  6. morning gents thanks for the advice, the missus and I did think about waiting till I get the chop, then renting it out while we go down south for a year or two - although we couldnt remortgage so we would jsut stay on the SVR and not tell mortgage company Problem is we would need to contribute some cash to cover the cost of mortgage. Even if we only had to top up the rent with just £100 a month, over a period of two years (thats assuming rates stay low for that period), the house price wouldn't be anywhere near the amount we bought at; and we would probably have only paid off about £2000 of the debt. So the mortgage would be £104k, the house would now be worth £90k (if we are lucky, we bought at £112k) In addition, we would have all the hassle of finding someone to rent (who could lose there job too)...it jsut seems liek we would be delaying the inevitable I mean if this recession is gonna last 5/6/7 years thats along time to struggle I might be sounding a bit defeatest, but it's just a bunch of bricks and tiles
  7. Hi all, been prowling these boards for a while now, I work for the new UK "superbank" although it doesnt feel that super at the moment I have a average size repayment mortgage, just £106k, but in negative equity. I didnt over stretch and the missus and I can more than cover the repayments, but we bought 1 year before the peak...bad times So I'm thinking....the chances of us keeping our jobs in the recession are fairly slim, and I dont quite see the point of trying to keep a house when the value is falling like a stone and the mortgage debt is not falling by a similar amount, add to that the inevitability of a job loss in the next 12 months (and Item Club predicting 3.4m unemployed going into 2011) and I'm thinking we cut our losses and take the redundancy pay to bum around australia or south africa for a two years, then maybe come back and start again. We're putting the house on the market next week, although I dont think it'll sell, the market around here has dried up, there are no buyers!!!....I'd rather just rip the plaster off than wait to be made redundant, then wait to default, then wait to be repossessed who's coming with me?

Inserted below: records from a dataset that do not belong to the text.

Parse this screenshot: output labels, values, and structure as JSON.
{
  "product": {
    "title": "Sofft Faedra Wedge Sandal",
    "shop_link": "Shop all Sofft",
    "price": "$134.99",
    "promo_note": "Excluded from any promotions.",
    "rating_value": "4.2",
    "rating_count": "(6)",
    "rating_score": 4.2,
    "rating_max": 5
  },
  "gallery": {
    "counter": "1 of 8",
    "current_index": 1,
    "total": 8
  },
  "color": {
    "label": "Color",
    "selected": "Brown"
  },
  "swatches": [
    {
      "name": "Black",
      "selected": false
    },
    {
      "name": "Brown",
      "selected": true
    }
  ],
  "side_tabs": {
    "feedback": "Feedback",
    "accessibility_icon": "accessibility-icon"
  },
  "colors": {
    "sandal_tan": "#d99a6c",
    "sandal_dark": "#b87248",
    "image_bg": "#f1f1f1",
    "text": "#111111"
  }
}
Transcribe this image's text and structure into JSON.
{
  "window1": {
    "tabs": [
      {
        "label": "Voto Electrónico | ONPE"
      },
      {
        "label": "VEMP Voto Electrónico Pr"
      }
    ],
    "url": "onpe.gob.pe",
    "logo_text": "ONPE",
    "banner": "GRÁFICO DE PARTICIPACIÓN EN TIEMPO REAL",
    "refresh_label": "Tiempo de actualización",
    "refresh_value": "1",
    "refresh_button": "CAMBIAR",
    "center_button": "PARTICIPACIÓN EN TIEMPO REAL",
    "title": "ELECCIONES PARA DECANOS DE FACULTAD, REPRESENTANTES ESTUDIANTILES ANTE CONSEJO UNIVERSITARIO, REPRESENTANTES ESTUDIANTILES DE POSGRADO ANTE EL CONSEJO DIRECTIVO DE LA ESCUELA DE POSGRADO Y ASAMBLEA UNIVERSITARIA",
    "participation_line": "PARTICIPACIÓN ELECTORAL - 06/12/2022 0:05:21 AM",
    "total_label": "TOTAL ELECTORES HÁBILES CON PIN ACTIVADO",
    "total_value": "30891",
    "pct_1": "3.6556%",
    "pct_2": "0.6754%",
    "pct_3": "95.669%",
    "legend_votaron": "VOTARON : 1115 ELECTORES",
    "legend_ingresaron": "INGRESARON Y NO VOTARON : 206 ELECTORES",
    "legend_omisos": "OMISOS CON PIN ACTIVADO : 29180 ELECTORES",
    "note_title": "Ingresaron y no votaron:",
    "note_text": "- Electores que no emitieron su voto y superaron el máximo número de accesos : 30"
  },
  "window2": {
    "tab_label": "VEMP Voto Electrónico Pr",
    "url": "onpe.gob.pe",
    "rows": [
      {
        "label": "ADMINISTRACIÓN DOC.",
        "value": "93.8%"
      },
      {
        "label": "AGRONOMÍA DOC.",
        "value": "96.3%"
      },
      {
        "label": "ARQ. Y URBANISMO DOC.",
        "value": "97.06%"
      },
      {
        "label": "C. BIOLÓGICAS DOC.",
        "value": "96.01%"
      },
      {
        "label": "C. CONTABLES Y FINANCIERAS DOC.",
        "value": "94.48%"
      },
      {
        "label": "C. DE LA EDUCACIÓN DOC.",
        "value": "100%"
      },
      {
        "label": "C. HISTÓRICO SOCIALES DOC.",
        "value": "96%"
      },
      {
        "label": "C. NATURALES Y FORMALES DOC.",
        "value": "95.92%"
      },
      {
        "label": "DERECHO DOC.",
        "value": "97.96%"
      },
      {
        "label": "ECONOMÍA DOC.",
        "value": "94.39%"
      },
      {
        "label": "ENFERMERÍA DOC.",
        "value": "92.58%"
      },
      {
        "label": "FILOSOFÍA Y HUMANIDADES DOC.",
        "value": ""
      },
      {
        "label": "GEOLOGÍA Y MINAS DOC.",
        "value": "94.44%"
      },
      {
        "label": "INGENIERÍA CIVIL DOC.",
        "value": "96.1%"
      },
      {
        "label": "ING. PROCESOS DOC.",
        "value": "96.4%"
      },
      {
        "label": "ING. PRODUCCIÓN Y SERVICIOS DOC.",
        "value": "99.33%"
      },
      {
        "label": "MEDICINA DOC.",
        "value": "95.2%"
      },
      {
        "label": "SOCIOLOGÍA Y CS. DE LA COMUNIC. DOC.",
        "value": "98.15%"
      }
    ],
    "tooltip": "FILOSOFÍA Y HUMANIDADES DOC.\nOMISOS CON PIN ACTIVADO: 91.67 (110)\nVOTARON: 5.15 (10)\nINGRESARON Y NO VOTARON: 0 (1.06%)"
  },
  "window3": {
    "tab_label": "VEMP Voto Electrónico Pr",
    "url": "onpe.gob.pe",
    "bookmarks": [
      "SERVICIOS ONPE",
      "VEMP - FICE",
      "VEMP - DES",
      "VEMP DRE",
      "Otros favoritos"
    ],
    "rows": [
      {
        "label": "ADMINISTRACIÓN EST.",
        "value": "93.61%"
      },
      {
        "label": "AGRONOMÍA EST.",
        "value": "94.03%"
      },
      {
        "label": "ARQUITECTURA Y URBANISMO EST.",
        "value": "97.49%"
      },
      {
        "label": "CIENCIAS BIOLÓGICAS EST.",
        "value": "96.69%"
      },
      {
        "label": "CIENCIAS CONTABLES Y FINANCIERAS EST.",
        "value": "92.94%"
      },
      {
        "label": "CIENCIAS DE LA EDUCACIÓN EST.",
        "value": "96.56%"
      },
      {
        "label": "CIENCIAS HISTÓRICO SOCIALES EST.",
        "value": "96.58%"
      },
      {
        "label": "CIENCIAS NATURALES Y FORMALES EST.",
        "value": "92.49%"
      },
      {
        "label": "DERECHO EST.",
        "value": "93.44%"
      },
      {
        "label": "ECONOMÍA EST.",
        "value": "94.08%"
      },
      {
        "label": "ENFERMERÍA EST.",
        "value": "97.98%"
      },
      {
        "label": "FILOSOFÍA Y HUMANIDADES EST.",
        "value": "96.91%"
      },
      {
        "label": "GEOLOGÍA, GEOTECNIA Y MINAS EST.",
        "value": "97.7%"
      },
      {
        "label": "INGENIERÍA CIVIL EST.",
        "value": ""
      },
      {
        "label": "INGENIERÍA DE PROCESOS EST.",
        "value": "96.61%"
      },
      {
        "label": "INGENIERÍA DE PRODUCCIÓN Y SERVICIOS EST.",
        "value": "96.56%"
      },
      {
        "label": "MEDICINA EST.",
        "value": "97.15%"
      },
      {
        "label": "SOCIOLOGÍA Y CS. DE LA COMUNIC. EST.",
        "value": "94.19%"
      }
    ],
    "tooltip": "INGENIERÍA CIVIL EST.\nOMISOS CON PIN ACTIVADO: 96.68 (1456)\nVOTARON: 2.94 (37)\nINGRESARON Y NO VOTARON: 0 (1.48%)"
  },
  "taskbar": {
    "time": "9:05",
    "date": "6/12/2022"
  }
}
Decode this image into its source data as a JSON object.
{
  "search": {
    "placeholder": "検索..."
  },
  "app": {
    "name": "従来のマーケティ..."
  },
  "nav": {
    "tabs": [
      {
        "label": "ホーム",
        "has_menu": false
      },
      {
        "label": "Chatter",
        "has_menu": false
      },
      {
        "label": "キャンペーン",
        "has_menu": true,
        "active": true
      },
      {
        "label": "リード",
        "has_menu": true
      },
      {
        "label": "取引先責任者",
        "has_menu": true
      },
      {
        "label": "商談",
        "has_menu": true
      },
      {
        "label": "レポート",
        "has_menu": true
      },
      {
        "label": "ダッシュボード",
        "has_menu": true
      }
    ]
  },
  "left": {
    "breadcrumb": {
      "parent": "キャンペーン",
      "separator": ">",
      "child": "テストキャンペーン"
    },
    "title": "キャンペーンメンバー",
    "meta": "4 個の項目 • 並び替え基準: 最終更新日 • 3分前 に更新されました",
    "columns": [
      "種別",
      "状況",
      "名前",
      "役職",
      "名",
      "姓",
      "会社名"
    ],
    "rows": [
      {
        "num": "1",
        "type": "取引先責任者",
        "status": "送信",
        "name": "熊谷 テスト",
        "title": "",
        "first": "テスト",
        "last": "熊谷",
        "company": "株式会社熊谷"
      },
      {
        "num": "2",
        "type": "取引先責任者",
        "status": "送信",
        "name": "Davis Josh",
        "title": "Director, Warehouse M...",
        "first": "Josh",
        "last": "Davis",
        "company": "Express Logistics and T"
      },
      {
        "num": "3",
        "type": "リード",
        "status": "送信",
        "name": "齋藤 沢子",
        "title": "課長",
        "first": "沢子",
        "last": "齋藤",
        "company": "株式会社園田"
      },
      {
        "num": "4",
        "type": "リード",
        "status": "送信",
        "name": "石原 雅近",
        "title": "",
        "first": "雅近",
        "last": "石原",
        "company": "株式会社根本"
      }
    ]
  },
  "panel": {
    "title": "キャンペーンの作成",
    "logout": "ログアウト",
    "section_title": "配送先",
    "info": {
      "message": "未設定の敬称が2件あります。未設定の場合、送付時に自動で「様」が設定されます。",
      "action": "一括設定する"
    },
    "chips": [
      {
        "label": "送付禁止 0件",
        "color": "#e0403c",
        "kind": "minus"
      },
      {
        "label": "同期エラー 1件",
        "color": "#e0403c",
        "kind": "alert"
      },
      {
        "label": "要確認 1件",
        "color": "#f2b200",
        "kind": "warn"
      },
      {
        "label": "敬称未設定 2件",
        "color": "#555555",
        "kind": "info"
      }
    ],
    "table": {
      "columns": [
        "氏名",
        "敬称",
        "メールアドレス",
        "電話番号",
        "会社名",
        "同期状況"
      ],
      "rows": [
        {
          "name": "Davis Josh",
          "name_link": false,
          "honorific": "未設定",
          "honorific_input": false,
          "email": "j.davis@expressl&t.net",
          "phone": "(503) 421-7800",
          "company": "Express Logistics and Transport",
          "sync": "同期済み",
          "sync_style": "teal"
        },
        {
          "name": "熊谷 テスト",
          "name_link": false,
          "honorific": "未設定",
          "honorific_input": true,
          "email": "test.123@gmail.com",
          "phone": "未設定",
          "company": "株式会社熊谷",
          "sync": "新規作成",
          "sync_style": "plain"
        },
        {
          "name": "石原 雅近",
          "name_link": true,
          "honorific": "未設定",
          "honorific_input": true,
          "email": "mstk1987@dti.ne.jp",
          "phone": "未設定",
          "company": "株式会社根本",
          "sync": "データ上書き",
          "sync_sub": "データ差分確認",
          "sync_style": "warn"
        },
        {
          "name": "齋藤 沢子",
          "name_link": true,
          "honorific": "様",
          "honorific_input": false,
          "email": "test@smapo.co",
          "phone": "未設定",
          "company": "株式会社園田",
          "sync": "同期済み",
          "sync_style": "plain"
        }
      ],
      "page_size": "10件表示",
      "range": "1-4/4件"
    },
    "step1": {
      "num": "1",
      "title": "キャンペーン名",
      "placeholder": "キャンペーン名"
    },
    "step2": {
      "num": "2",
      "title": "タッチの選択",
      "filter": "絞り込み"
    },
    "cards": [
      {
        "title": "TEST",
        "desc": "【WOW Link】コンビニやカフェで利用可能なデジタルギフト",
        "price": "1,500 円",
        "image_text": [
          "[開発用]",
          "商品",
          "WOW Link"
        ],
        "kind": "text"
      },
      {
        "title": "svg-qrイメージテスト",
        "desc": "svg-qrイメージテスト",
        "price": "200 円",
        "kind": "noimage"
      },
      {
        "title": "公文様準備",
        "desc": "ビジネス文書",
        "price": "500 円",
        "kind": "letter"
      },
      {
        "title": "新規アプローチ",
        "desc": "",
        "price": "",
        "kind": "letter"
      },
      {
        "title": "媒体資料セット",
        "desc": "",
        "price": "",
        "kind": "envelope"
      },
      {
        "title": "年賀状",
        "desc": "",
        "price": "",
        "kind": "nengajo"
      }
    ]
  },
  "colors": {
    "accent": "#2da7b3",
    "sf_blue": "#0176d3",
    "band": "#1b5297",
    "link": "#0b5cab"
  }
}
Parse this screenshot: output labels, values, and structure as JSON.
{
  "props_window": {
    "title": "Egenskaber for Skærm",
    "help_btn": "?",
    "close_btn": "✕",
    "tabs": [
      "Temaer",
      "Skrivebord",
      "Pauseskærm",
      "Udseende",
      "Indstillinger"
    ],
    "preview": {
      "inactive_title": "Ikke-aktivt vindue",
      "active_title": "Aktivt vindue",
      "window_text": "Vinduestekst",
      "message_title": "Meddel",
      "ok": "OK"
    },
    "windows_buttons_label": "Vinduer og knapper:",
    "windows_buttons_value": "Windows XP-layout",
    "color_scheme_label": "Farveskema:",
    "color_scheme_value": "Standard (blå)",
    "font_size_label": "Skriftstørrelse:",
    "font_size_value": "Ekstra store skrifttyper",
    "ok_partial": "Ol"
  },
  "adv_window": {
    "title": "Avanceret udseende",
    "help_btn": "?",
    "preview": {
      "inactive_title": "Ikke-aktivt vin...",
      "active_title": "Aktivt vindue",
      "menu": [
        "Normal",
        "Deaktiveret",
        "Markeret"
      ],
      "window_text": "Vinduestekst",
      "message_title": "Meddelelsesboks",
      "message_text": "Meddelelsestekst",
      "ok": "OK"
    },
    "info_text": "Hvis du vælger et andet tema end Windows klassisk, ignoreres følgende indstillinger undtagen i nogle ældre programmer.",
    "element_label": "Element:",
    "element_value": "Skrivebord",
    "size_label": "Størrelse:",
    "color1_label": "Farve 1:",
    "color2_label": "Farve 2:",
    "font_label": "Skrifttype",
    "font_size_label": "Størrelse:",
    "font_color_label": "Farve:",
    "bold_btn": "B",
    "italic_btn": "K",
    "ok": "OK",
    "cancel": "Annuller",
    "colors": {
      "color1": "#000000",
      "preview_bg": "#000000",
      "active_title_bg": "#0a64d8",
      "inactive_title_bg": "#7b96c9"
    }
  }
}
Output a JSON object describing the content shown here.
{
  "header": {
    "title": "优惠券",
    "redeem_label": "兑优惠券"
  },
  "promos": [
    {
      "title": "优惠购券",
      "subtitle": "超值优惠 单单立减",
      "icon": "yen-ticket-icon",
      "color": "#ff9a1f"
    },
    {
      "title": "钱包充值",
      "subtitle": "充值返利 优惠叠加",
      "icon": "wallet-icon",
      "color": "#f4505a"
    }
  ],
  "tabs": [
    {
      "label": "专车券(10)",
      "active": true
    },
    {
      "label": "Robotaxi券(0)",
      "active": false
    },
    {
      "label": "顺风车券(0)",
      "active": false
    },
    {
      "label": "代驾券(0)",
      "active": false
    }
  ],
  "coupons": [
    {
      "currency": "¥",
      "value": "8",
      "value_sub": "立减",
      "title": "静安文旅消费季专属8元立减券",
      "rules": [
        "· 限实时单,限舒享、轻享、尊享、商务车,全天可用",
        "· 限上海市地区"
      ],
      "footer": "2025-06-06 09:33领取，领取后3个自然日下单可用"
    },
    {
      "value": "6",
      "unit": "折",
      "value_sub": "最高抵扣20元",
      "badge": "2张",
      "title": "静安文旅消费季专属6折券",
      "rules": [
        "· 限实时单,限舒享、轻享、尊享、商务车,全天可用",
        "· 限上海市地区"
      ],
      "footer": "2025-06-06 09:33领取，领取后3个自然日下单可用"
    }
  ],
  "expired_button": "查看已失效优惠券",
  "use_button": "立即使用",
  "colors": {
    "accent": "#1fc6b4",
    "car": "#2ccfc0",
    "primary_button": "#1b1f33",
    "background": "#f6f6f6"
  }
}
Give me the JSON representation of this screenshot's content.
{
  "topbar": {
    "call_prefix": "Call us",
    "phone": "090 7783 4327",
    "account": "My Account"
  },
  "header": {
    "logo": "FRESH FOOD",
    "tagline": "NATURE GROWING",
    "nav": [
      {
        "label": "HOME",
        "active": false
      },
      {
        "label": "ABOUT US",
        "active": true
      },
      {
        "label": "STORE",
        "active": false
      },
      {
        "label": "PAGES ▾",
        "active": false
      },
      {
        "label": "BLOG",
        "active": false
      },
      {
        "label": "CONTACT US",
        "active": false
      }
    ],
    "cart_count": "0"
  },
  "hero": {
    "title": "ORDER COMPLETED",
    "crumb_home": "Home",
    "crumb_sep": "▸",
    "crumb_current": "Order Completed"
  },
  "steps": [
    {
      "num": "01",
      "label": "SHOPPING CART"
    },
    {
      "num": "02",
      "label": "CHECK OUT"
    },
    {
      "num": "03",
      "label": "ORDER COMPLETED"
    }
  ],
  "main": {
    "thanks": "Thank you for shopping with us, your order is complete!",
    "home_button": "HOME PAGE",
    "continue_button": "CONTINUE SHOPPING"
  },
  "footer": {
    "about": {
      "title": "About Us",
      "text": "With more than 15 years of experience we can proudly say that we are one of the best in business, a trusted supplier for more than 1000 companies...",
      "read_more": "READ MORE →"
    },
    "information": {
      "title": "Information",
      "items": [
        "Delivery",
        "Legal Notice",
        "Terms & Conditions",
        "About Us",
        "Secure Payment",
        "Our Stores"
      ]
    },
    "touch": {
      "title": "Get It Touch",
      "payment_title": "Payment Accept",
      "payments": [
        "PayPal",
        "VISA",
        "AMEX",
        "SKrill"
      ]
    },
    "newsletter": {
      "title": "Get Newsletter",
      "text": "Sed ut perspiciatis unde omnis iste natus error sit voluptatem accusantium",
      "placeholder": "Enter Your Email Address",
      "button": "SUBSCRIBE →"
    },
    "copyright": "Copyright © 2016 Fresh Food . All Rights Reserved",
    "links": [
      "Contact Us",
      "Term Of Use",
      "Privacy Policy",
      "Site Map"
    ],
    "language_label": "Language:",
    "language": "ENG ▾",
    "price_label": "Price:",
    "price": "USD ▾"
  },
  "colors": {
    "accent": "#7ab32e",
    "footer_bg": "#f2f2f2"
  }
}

×
×
  • Create New...

Important Information

We have placed cookies on your device to help make this website better. You can adjust your cookie settings, otherwise we'll assume you're okay to continue.